* [PROVIDED MATERIAL]
______________________________

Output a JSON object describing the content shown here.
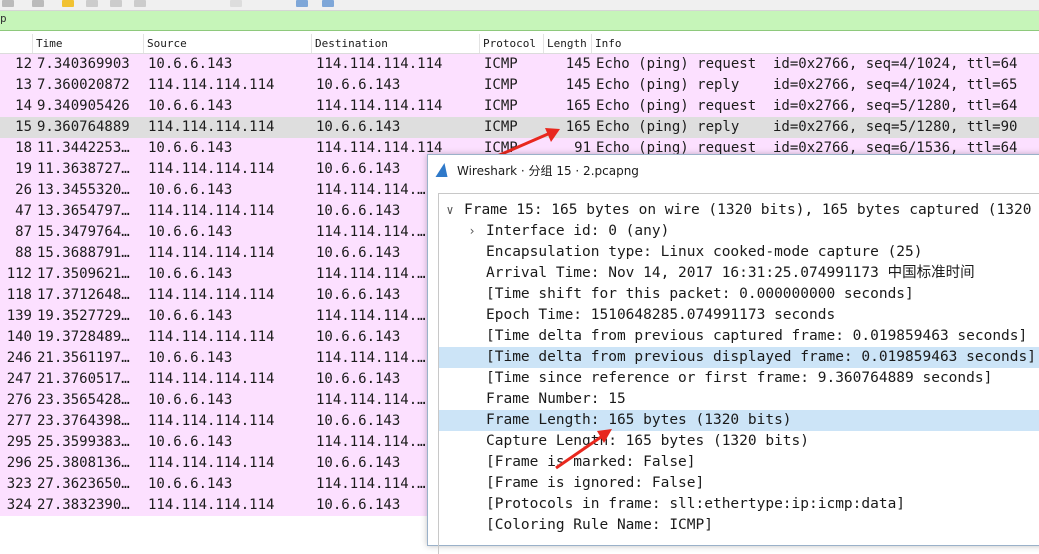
{
  "filterbar": {
    "text": "p"
  },
  "columns": [
    "Time",
    "Source",
    "Destination",
    "Protocol",
    "Length",
    "Info"
  ],
  "rows": [
    {
      "no": "12",
      "time": "7.340369903",
      "src": "10.6.6.143",
      "dst": "114.114.114.114",
      "proto": "ICMP",
      "len": "145",
      "info": "Echo (ping) request  id=0x2766, seq=4/1024, ttl=64"
    },
    {
      "no": "13",
      "time": "7.360020872",
      "src": "114.114.114.114",
      "dst": "10.6.6.143",
      "proto": "ICMP",
      "len": "145",
      "info": "Echo (ping) reply    id=0x2766, seq=4/1024, ttl=65"
    },
    {
      "no": "14",
      "time": "9.340905426",
      "src": "10.6.6.143",
      "dst": "114.114.114.114",
      "proto": "ICMP",
      "len": "165",
      "info": "Echo (ping) request  id=0x2766, seq=5/1280, ttl=64"
    },
    {
      "no": "15",
      "time": "9.360764889",
      "src": "114.114.114.114",
      "dst": "10.6.6.143",
      "proto": "ICMP",
      "len": "165",
      "info": "Echo (ping) reply    id=0x2766, seq=5/1280, ttl=90",
      "selected": true
    },
    {
      "no": "18",
      "time": "11.3442253…",
      "src": "10.6.6.143",
      "dst": "114.114.114.114",
      "proto": "ICMP",
      "len": "91",
      "info": "Echo (ping) request  id=0x2766, seq=6/1536, ttl=64"
    },
    {
      "no": "19",
      "time": "11.3638727…",
      "src": "114.114.114.114",
      "dst": "10.6.6.143",
      "proto": "",
      "len": "",
      "info": ""
    },
    {
      "no": "26",
      "time": "13.3455320…",
      "src": "10.6.6.143",
      "dst": "114.114.114.…",
      "proto": "",
      "len": "",
      "info": ""
    },
    {
      "no": "47",
      "time": "13.3654797…",
      "src": "114.114.114.114",
      "dst": "10.6.6.143",
      "proto": "",
      "len": "",
      "info": ""
    },
    {
      "no": "87",
      "time": "15.3479764…",
      "src": "10.6.6.143",
      "dst": "114.114.114.…",
      "proto": "",
      "len": "",
      "info": ""
    },
    {
      "no": "88",
      "time": "15.3688791…",
      "src": "114.114.114.114",
      "dst": "10.6.6.143",
      "proto": "",
      "len": "",
      "info": ""
    },
    {
      "no": "112",
      "time": "17.3509621…",
      "src": "10.6.6.143",
      "dst": "114.114.114.…",
      "proto": "",
      "len": "",
      "info": ""
    },
    {
      "no": "118",
      "time": "17.3712648…",
      "src": "114.114.114.114",
      "dst": "10.6.6.143",
      "proto": "",
      "len": "",
      "info": ""
    },
    {
      "no": "139",
      "time": "19.3527729…",
      "src": "10.6.6.143",
      "dst": "114.114.114.…",
      "proto": "",
      "len": "",
      "info": ""
    },
    {
      "no": "140",
      "time": "19.3728489…",
      "src": "114.114.114.114",
      "dst": "10.6.6.143",
      "proto": "",
      "len": "",
      "info": ""
    },
    {
      "no": "246",
      "time": "21.3561197…",
      "src": "10.6.6.143",
      "dst": "114.114.114.…",
      "proto": "",
      "len": "",
      "info": ""
    },
    {
      "no": "247",
      "time": "21.3760517…",
      "src": "114.114.114.114",
      "dst": "10.6.6.143",
      "proto": "",
      "len": "",
      "info": ""
    },
    {
      "no": "276",
      "time": "23.3565428…",
      "src": "10.6.6.143",
      "dst": "114.114.114.…",
      "proto": "",
      "len": "",
      "info": ""
    },
    {
      "no": "277",
      "time": "23.3764398…",
      "src": "114.114.114.114",
      "dst": "10.6.6.143",
      "proto": "",
      "len": "",
      "info": ""
    },
    {
      "no": "295",
      "time": "25.3599383…",
      "src": "10.6.6.143",
      "dst": "114.114.114.…",
      "proto": "",
      "len": "",
      "info": ""
    },
    {
      "no": "296",
      "time": "25.3808136…",
      "src": "114.114.114.114",
      "dst": "10.6.6.143",
      "proto": "",
      "len": "",
      "info": ""
    },
    {
      "no": "323",
      "time": "27.3623650…",
      "src": "10.6.6.143",
      "dst": "114.114.114.…",
      "proto": "",
      "len": "",
      "info": ""
    },
    {
      "no": "324",
      "time": "27.3832390…",
      "src": "114.114.114.114",
      "dst": "10.6.6.143",
      "proto": "",
      "len": "",
      "info": ""
    }
  ],
  "dialog": {
    "title": "Wireshark · 分组 15 · 2.pcapng",
    "title_icon": "wireshark-fin-icon",
    "tree": [
      {
        "expander": "∨",
        "text": "Frame 15: 165 bytes on wire (1320 bits), 165 bytes captured (1320",
        "indent": 0
      },
      {
        "expander": "›",
        "text": "Interface id: 0 (any)",
        "indent": 1
      },
      {
        "expander": "",
        "text": "Encapsulation type: Linux cooked-mode capture (25)",
        "indent": 1
      },
      {
        "expander": "",
        "text": "Arrival Time: Nov 14, 2017 16:31:25.074991173 中国标准时间",
        "indent": 1
      },
      {
        "expander": "",
        "text": "[Time shift for this packet: 0.000000000 seconds]",
        "indent": 1
      },
      {
        "expander": "",
        "text": "Epoch Time: 1510648285.074991173 seconds",
        "indent": 1
      },
      {
        "expander": "",
        "text": "[Time delta from previous captured frame: 0.019859463 seconds]",
        "indent": 1
      },
      {
        "expander": "",
        "text": "[Time delta from previous displayed frame: 0.019859463 seconds]",
        "indent": 1,
        "hl": true
      },
      {
        "expander": "",
        "text": "[Time since reference or first frame: 9.360764889 seconds]",
        "indent": 1
      },
      {
        "expander": "",
        "text": "Frame Number: 15",
        "indent": 1
      },
      {
        "expander": "",
        "text": "Frame Length: 165 bytes (1320 bits)",
        "indent": 1,
        "hl": true
      },
      {
        "expander": "",
        "text": "Capture Length: 165 bytes (1320 bits)",
        "indent": 1
      },
      {
        "expander": "",
        "text": "[Frame is marked: False]",
        "indent": 1
      },
      {
        "expander": "",
        "text": "[Frame is ignored: False]",
        "indent": 1
      },
      {
        "expander": "",
        "text": "[Protocols in frame: sll:ethertype:ip:icmp:data]",
        "indent": 1
      },
      {
        "expander": "",
        "text": "[Coloring Rule Name: ICMP]",
        "indent": 1
      }
    ]
  },
  "colors": {
    "row_icmp": "#fce0ff",
    "row_selected": "#dedede",
    "filter_bg": "#c6f5b9",
    "tree_highlight": "#cce4f7",
    "arrow": "#e8281e"
  }
}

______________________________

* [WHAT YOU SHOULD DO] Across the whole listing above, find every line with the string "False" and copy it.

* [TASK SOLUTION]
        "text": "[Frame is marked: False]",
        "text": "[Frame is ignored: False]",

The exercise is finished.